Patients with dyskeratosis congenita often develop abnormal skin pigmentation on sun-exposed areas of the body. The areas may be dark, gray, or light colored and are normally distributed in a net-like pattern. Leukoplakia, which are thick, white patches, may develop on the inside of the mouth. The nails of the toes and fingers may be underdeveloped, have fissures, or even degenerate completely.
Almost all individuals with dyskeratosis congenita ultimately develop bone marrow failure resulting in a deficiency of white blood cells, red blood cells, and platelets. This can lead to a number of symptoms, including anemia, frequent infections, and frequent or excessive bruising and bleeding.
Individuals with the disease are also predisposed to developing leukemia and malignant tumor, especially cancers of the skin. Patients who develop the condition later in life often develop pulmonary fibrosis, which causes decreased lung function and difficulty breathing.
Six different gene mutations have been identified as causing dyskeratosis congenita. One mutation involves the X chromosome. Females are born with two X chromosomes; however, one is inactivated. Females can be carriers of X-linked dyskeratosis congenita, but they normally will not develop symptoms since it is typically the abnormal X chromosome that is inactivated. Since males only have one X chromosome, they will develop the disease.
Mutations involving chromosomes 3, 5, and 14 account for some instances of autosomal dominant dyskeratosis congenita. An autosomal dominant defect only requires one copy of the mutated gene to be inherited for the disease to occur. Either parent can pass along the mutation, and each child has a 50 percent chance of inheriting the mutation.
Mutations on chromosomes 5 and 15 can also result in autosomal recessive dyskeratosis congenita. To develop the disease, the child must inherit a mutated gene from each parent. Children who inherit only one defective gene are carriers but normally do not develop the disease. With autosomal recessive dyskeratosis congenita, the risk of having a child who is a carrier is 50 percent with each pregnancy. The risk of having an affected child is 25 percent. In a significant number of patients with dyskeratosis congenita, the mutation occurs spontaneously.
Diagnosis & Tests
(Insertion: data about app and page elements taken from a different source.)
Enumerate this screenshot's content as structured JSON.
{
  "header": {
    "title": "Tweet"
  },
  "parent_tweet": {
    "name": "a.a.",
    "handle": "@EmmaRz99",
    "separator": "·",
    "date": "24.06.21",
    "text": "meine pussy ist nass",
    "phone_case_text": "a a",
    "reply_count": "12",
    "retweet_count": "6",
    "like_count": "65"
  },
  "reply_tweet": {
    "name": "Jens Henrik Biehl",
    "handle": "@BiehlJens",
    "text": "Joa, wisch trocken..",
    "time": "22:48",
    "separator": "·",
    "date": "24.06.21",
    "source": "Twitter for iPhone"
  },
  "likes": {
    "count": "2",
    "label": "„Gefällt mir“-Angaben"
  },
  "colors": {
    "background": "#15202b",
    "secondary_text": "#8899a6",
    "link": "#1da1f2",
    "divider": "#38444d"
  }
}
Changes in the skin and mucous membranes of the mouth will often lead a doctor to suspect that a patient has dyskeratosis congenita. The diagnosis can be more difficult in individuals who develop bone marrow failure or pulmonary fibrosis without the characteristic skin abnormalities. Blood tests will typically show low levels of all three types of blood cells.
The ends of the peripheral blood cells, called telomeres, will also be shortened in individuals with bone marrow failure. The telomeres are meant to protect the chromosome from damage similar to the way the plastic tips on shoelaces prevent the lace from fraying. When the telomeres are shortened, the cell can stop growing or die.
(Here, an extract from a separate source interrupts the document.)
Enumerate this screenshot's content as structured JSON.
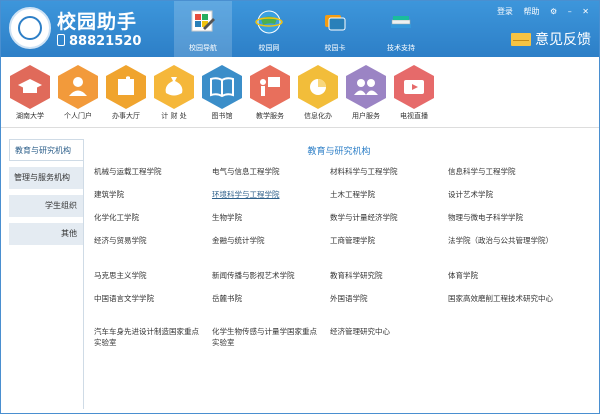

Children with dyskeratosis congenita must be monitored closely and undergo frequent blood tests to monitor for bone marrow failure or leukemia. Pulmonary function tests can be used to measure the function of the lungs and identify possible pulmonary fibrosis.
Treatment & Therapy
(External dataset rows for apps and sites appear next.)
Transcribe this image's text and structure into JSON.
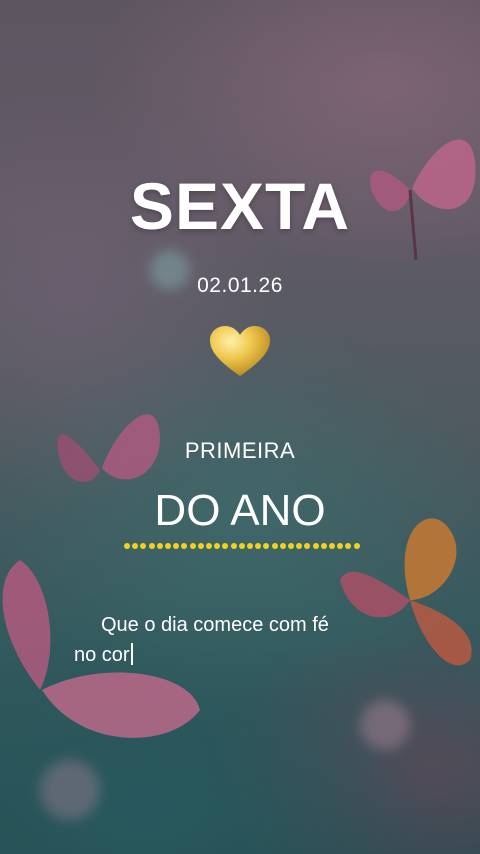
{
  "story": {
    "title": "SEXTA",
    "date": "02.01.26",
    "heart_emoji": "golden-heart",
    "subtitle_small": "PRIMEIRA",
    "subtitle_large": "DO ANO",
    "message_line1": "Que o dia comece com fé",
    "message_line2": "no cor"
  },
  "colors": {
    "accent_dots": "#f2d21e",
    "text": "#ffffff",
    "heart": "#e0b43a"
  }
}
The goal of treatment is to manage the symptoms and to cure the bone marrow failure and any cancers that may arise. Individuals diagnosed with dyskeratosis congenita should avoid smoking and alcohol to prevent damaging the lungs and liver.
Skin issues may be treated using moisturizing creams. It is important for individuals with the condition to practice good oral care and to see a dentist regularly to prevent tooth loss and to detect possible oral cancers.
Androgens, corticosteroids, and hematopoietic growth factors may be used to increase blood cell levels; however, their effectiveness is usually only temporary. The only possible cure for bone marrow failure is a stem cell or bone marrow transplant in which the patient’s stem cells or bone marrow are replaced with those of a healthy donor. Patients who develop lung disease or liver disease may ultimately require an organ transplant.
Prevention & Prophylaxis
Since dyskeratosis can affect multiple systems, the prognosis is generally poor. A large number of patients die during adolescence or early adulthood. Most deaths are attributed to malignancy or infections or bleeding related to bone marrow failure.